The Reign of the Commissioners: 1851 -1864 45
directors for each. This was not a new or different duty for the commissioners, of course,
merely an additional one of like type.
The nine years following the last convention had been turbulent for the state, but
they were only a prelude to cataclysm to follow. The commissioners experienced in-
creasing difficulty in appointing railroad and canal company directors as the state
braced itself for, and unwillingly slid into the vortex of, the Civil War.
The sensitivity of the major internal improvement companies to the shifting po-
litical realities in the state has already been noted; the board itself, being popularly
elected, was certainly not immune from partisan considerations. Davis's observation
during the convention debates that so long as political parties continued, "this must
necessarily be a political board,"43 turned out to be astute and largely correct. Thus,
in examining the actions of the legislature and the board during the thirteen years
between conventions, it is important to understand, and relate those actions to, the
underlying political climate.
Though interrupted by occasional Democratic victories in the legislature or the
governor's office, the Whigs had remained the dominant party in Maryland for many
years. But in the early 1850s a schism began to develop within the party along sectional
lines. The party was weakened nationally in the 1852 presidential election when the
Democratic candidate, Franklin Pierce, defeated the Whig, Winfield Scott, and it fell
hopelessly apart two years later over the Kansas-Nebraska Bill.44 Its fortunes in
Maryland were no better. Democratic governors were elected in 1847 (Philip F.
Thomas), 1850 (Enoch Lowe), and 1853 (T. Watkins Ligon), and in 1851 the Democrats
finally won control of the reapportioned General Assembly.
The Democrats were to be likewise eclipsed, however, first by the American party
and then by the Unionists. The American party (or Know-Nothings) was the mani-
festation of a xenophobia that had been latent for years. With the growing immigration

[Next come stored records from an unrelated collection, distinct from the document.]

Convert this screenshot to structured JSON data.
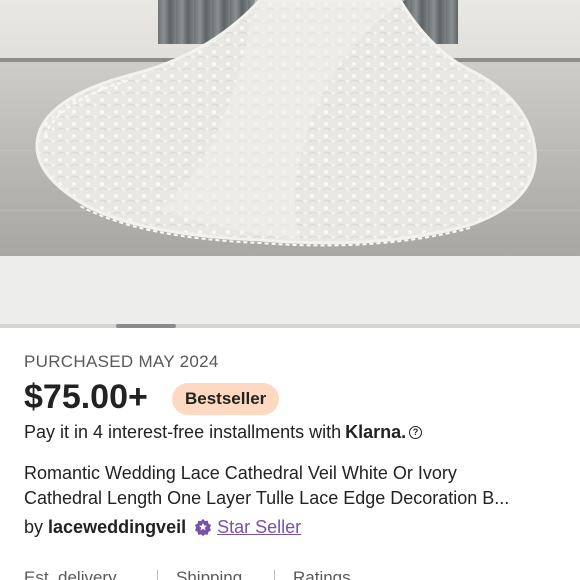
{
  "gallery": {
    "image_alt": "Romantic Wedding Lace Cathedral Veil spread on floor",
    "scroll_position": 0.2
  },
  "product": {
    "purchased_label": "PURCHASED MAY 2024",
    "price": "$75.00+",
    "badge": "Bestseller",
    "installments_text": "Pay it in 4 interest-free installments with",
    "installments_brand": "Klarna.",
    "installments_help_icon": "help-circle-icon",
    "title_line1": "Romantic Wedding Lace Cathedral Veil White Or Ivory",
    "title_line2": "Cathedral Length One Layer Tulle Lace Edge Decoration B...",
    "seller_prefix": "by",
    "seller_name": "laceweddingveil",
    "star_seller_label": "Star Seller",
    "star_seller_icon": "star-seller-badge-icon"
  },
  "stats": {
    "items": [
      "Est. delivery",
      "Shipping",
      "Ratings"
    ]
  },
  "colors": {
    "badge_bg": "#fdd9c2",
    "star_seller": "#7851a9",
    "muted_text": "#595959",
    "text": "#222222"
  }
}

of Irish Catholics, and especially in Maryland with the inauguration of parochial
schools and the request for public assistance for them, these latent feelings began to
develop into a more strident and articulate spirit of nativism. This nativism—a cling-
ing to the Protestant-American social fabric and, conversely, an antagonism toward
immigrants and Catholics—soon became politicized. The party grew out of secret so-
cieties (hence the name "Know-Nothings"), but it eventually shed its clandestine
origins and began to field candidates for public office and to campaign openly and
The American party broke upon the Maryland scene like a shooting star, achieving
quick and phenomenal success. But it also faded rapidly. In April 1854 the party
captured the municipal election in Hagerstown; in September its candidate, Samuel
Hinks, became mayor of Baltimore; and in 1855 it won victories in Cumberland and
Annapolis. By 1856 the Know-Nothings were not only in firm control of Baltimore
City but had captured the House of Delegates and, with the help of a few remaining
Whigs, the Senate as well. In 1857 their candidate, Thomas Hicks, was elected gov-
43. See chapter 3; Reform Convention Debates, 2:443.
44. Richard R. Duncan, "The Era of the Civil War," in Maryland, ed. Walsh and Fox, p. 310. See also Roy
F. Nichols and Philip S. Klein, "Election of 1856," in The Coming to Power: Critical Presidential Elections
in American History, ed. Arthur M. Schlesinger, Jr. (New York: Chelsea House, 1972), pp. 91-117.
45. The Know—Nothings were not the fairest campaigners. Violence and intimidation were rampant, es-
pecially in Baltimore City. Indeed the unwillingness (or inability) of the mayor and the city government
to remedy the excesses ultimately led to the state assuming control of the city police force in 1860. The
Know-Nothing party's huge majority in Baltimore City offset Hicks's losses in the counties and won him
the governor's office.